The following popular scientific presentation of activities in FRIC during 2020 is uploaded to the Research Council of Norway’s project bank, and is presented again here for our readers.
Annually fires lead to major losses in terms of fatalities, injured people, and lost values. In response to this challenge, the Fire Research and Innovation Centre (FRIC) started in the spring of 2019. The main objective is to increase knowledge within the field of fire science in order to support decisions and develop better solutions providing increased fire safety in buildings. FRIC shall strengthen cooperation and lead to a long-term increase of competence and dissemination of knowledge within the fire safety field.
The research is organized into four work packages:
1) Evidence-based decision-making within fire safety
2) Fire dynamics and modeling
3) Building technology and design
4) Fire safety measures and new technology
Multidisciplinary collaboration is a prerequisite for the development of good solutions in the centre. FRIC is led by RISE Fire Research in Trondheim, with NTNU and SINTEF as research partners. The research centre has partners from the public sector, consultancy engineers, manufacturers of building materials and building installations, as well as within real estate development and management.
Communication and research dissemination are important tasks in FRIC. This applies to both the dissemination of new knowledge gained through the projects, as well as existing knowledge within the themes that FRIC focuses on. Increased innovation in the fire area is an important goal in FRIC, and within the field there are various types of innovation that may be relevant, such as product-, market- and organizational innovation. Innovation is a topic that is regularly addressed in various contexts in FRIC, so that everyone involved has a common understanding of objectives and instruments.
One project activity in work package 1
is to investigate how best to achieve learning from fire investigations and as part of that we have mapped systems used by other countries for learning from fire incidents. Work on registering information from publicly available investigation reports of fires is also underway. The article "Learning from fire investigations and research - A Norwegian perspective on moving from a reactive to a proactive fire safety management" was published in the Fire Safety journal in May 2020 as a result of the work in FRIC.
In work package 2
, a PhD student has started and will study modeling of turbulent combustion. In a project that deals with smouldering fires, small-scale testing is initiated and test set-ups for medium-scale trials are under development.
Work package 3

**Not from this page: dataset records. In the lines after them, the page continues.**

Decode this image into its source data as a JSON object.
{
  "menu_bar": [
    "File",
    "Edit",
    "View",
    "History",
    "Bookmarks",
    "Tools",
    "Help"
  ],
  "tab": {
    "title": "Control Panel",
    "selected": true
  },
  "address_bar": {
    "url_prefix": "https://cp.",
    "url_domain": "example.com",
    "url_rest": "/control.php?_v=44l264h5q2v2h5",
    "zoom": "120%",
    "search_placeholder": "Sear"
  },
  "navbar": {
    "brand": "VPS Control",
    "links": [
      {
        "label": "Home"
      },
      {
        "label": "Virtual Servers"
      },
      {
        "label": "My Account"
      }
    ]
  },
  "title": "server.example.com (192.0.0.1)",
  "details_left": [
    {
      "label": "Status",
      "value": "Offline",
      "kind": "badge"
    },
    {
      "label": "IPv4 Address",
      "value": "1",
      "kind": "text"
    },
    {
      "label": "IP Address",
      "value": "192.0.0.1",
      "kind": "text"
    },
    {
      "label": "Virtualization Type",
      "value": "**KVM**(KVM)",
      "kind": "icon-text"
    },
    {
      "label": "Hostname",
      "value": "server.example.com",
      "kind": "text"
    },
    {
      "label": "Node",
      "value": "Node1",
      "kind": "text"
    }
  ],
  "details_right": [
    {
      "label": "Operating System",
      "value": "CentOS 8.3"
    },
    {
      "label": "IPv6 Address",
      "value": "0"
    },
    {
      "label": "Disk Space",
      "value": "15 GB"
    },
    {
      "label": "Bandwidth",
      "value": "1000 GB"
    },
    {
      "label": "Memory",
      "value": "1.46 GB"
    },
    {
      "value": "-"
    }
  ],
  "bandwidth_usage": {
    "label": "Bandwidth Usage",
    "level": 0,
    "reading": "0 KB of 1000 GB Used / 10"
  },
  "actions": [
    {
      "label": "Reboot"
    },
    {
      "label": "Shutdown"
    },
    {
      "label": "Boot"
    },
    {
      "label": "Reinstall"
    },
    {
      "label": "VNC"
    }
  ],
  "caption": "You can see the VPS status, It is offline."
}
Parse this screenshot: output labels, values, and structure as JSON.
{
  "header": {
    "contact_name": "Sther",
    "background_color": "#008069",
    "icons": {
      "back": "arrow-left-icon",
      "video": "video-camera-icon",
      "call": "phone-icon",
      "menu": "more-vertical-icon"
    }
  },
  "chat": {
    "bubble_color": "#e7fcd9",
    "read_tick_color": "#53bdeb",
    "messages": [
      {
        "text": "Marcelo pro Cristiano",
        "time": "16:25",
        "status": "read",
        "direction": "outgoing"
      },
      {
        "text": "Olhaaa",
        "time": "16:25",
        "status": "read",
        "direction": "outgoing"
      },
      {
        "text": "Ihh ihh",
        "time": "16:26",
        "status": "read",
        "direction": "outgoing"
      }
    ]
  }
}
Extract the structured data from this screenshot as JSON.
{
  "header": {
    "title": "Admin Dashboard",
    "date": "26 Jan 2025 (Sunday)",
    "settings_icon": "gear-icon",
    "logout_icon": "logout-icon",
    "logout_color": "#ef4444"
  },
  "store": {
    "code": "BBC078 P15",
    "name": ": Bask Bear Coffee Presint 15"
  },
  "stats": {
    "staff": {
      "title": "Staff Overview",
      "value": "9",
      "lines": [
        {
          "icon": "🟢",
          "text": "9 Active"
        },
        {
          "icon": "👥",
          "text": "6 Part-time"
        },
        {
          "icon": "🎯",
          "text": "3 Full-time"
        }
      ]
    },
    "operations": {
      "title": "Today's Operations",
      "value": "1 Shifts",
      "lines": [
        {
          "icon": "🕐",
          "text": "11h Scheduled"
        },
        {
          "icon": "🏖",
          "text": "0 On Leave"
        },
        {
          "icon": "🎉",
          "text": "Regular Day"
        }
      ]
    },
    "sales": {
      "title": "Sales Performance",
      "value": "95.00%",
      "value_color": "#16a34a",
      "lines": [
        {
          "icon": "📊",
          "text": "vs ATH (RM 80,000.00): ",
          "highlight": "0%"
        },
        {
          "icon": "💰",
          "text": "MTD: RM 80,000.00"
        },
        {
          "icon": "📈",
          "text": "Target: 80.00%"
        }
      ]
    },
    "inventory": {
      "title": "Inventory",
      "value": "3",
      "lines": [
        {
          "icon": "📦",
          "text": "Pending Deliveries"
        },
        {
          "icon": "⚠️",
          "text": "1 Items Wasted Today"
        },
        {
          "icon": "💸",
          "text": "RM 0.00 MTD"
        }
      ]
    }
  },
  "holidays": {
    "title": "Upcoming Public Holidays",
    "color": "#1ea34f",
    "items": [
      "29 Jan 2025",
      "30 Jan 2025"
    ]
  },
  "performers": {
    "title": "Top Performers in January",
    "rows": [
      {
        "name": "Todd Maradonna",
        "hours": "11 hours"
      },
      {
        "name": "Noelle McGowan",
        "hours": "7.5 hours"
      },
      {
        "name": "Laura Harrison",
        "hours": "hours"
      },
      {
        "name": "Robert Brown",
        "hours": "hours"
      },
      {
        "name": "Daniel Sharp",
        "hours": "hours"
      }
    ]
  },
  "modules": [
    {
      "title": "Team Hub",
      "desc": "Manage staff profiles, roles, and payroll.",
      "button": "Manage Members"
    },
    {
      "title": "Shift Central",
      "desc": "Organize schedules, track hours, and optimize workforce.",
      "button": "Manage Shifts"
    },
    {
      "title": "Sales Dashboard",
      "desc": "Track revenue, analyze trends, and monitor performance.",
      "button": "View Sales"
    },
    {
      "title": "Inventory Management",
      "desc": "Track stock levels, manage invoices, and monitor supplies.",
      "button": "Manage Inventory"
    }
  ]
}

currently studies the properties of different combustible insulation materials, e.g. cellulosic fibre, wood fibre, phenolic foam, PIR etc. Since they are combustible, their use is limited by the regulations. However, the materials behave very differently in a fire. Some products shrink and melt, while others char with different charring velocity.
FRIC also contributes to standardisation work by producing documentation for new and improved methods for fire dimensioning of wooden structures. FRIC also collaborates with the University of Tallinn on experiments and development of calculation methods for building elements with I-beams and filled with combustible insulation. The methods are to be used to determine the fire resistance property and load capacity after a given fire exposure duration. In addition, work on mapping design tools and selected solutions to develop a best practice for fire design of large wooden buildings is started. A PhD candidate is employed and researches fire development in buildings with solid wood structures, both regarding fire inside the building and fire exposure on the facade.
In work package 4
, concerning fire safety measures and smart technology, we find projects that deal with efficient and safe extinguishing methods and with protective abilities of turnout gear. We also find projects that look at fire safety measures for homes, on fireproof and sustainable furniture, and on how new technology such as batteries and solar panels affect fire safety in our homes and buildings. This year, we have had a lot of focus on mapping what is state-of-the-art within the various topics, finding out where there are knowledge gaps, and making plans for how FRIC will bridge these. An exciting, published result from this work is the open FRIC report "Fire performance of escape route doors in cultural heritage buildings", where we get an insight into how old wooden doors in buildings worthy of protection can be upgraded to improve fire properties. In addition, test activity is ongoing in the projects, with both small- and large-scale fire experiments, where we study components in fire smoke to which firefighters are exposed. In this way, we will develop test methods to evaluate how well the protective equipment protects against harmful substances. Fire testing will also be a central part of the work of a new PhD candidate, who will work with solar cell technology and fire safety, from spring 2021.
Here you may find FRIC in the project bank of Research Council of Norway: